Most of us are familiar with robotics in manufacturing related to industrial safety and performance. These robotics have been, for the most part, tucked away in factory lines and other industrial settings. But now, since the coronavirus, things have been changing. Real-time statistics website, “Worldometer,” states, “894,024 deaths as of September 7, 2020 worldwide.” The coronavirus outbreak put the spotlight on the weaknesses and vulnerabilities in the global human workforce, the risk to frontline workers, and the need for automation to reduce contact between humans to prevent the spread of the virus.
Japan has had to be ahead of the game because of its rapidly aging society with fewer children. The country is already equipped with a ‘national’ standardization JIS Y1001for robot-to-human interactions because of its labour shortages affecting all industries. Taking it one step further, Japan opened a consultation with the International Organization for Standardization (ISO) in a bid to establish ‘international’ standards for human-assisting robots. ISO’s existing TC 299 for “standardization in the field of robotics, excluding toys and military applications” does not consider the best practices for various settings which Japan’s standard does. For this reason, TC 299’s new working group is being headed by Japan to help ensure that the global standards for human-assisting robots is at least as robust as Japan’s national version.
Here’s a recap of the history of ISO/TC 299 as quoted from iso.org reflecting the increasing and broadening standardization activities in the field of robotics. “In 1983, the committee started as subcommittee SC 2 “Robots for manufacturing environment” under the Technical Committee ISO/TC 184 “Industrial Automation.” The initial efforts were primarily related to industrial safety with some activity in vocabulary and performance. As a result, the title was updated as “Robots for Industrial Environments.” The title was again updated to “Robots and Robotic Devices” to include not only industrial robots, but also non-industrial robots, which were defined as service robots in 2006. With increased robotic activity, greater visibility was needed for better coordination. This resulted in the upgrade to ISO/TC 299 with the title of “Robotics” in 2016.

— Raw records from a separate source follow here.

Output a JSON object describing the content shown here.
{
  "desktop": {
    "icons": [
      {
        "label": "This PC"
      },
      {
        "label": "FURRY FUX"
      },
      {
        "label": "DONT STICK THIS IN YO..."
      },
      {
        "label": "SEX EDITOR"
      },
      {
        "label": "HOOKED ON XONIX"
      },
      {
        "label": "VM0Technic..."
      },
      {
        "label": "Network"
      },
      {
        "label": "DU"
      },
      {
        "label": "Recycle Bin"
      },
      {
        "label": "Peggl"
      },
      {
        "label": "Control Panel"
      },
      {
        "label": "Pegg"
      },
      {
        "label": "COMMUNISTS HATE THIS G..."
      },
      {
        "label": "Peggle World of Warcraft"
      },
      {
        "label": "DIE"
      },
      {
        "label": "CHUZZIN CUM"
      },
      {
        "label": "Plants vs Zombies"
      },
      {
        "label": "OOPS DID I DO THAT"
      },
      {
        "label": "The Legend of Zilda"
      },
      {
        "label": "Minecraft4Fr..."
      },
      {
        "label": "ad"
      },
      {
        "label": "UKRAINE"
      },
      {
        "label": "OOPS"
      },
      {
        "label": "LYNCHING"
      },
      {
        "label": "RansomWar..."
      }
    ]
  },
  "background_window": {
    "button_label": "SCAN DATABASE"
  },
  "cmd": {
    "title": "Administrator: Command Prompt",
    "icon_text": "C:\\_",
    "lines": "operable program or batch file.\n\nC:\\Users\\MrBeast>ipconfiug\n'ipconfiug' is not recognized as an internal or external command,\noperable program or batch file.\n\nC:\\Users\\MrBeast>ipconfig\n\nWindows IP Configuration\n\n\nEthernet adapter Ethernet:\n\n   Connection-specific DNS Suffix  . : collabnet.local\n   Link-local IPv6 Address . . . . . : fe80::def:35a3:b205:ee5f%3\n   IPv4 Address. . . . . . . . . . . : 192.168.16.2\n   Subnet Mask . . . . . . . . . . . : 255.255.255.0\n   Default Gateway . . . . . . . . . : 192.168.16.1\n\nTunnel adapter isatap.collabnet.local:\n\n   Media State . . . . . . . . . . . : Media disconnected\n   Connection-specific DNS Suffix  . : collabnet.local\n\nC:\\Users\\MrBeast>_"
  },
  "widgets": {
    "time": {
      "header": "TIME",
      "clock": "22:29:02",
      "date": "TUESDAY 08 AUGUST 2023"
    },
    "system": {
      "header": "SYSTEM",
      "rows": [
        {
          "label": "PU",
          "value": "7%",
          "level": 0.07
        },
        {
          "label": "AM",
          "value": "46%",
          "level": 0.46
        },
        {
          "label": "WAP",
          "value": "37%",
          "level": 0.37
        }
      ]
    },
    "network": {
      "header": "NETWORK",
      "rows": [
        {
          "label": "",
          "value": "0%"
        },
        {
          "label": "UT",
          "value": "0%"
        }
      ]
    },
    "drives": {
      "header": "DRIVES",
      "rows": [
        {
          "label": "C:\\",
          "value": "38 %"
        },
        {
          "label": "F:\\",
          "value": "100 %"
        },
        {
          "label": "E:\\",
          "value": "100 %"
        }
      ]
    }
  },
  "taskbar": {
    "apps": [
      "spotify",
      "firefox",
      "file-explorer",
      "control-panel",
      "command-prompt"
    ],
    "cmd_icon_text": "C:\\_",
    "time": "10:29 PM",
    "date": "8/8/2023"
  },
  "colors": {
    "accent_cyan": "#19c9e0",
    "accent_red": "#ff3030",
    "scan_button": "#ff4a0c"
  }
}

What will robot-human smart cities of the future look like? With the partnership of Japan Post with Yamato, one of Japan’s door-to-door delivery services, robots and autonomous cars will soon be on the streets of Tokyo. This robot still needs to learn how to use elevators. But, that may not be too long a wait as world leading elevator company, ThyssenKrupp recently unveiled a communication interface to assist with robot delivery services. Also, in restaurants, your hot, steaming bowl of ramen will soon be served by a robot waiter as ramen chain, Kourakuen in Fukushima is initiating. The more familiar 4 foot tall Pepper robots designed by Softbank Robotics are humanoids designed to identify and react to human emotions, laughing at a joke, offering comfort or giving reminders. Patients quarantined at hotels in Tokyo found themselves comforted by Pepper saying, “I hope you recover as quickly as possible.” Or, “Please wear a mask inside.” They are also already used in banks, shops and hotels. The more time the system spends interacting with a person, the more natural the conversation becomes. These robots will be scaled up when better artificial intelligence is developed.
If Japan’s bid is successful in establishing international standards for human-assisting robots, it will be instrumental in exporting its standard to the rest of the world. It will be ahead of its global competitors in the cultivation of Japan-oriented collaborative robots or ‘cobots’ designed for direct interaction with humans to perform tasks outside of industrial automation applications such as customer service, cleaning, delivery, guide robots, nursing-care robots, assisting robots designed to help the elderly, or even to assist with surgery. With expansion overseas for industries to take advantage of, if we thought life adjustments after the pandemic were “the new world,” we ain’t seen nothing yet.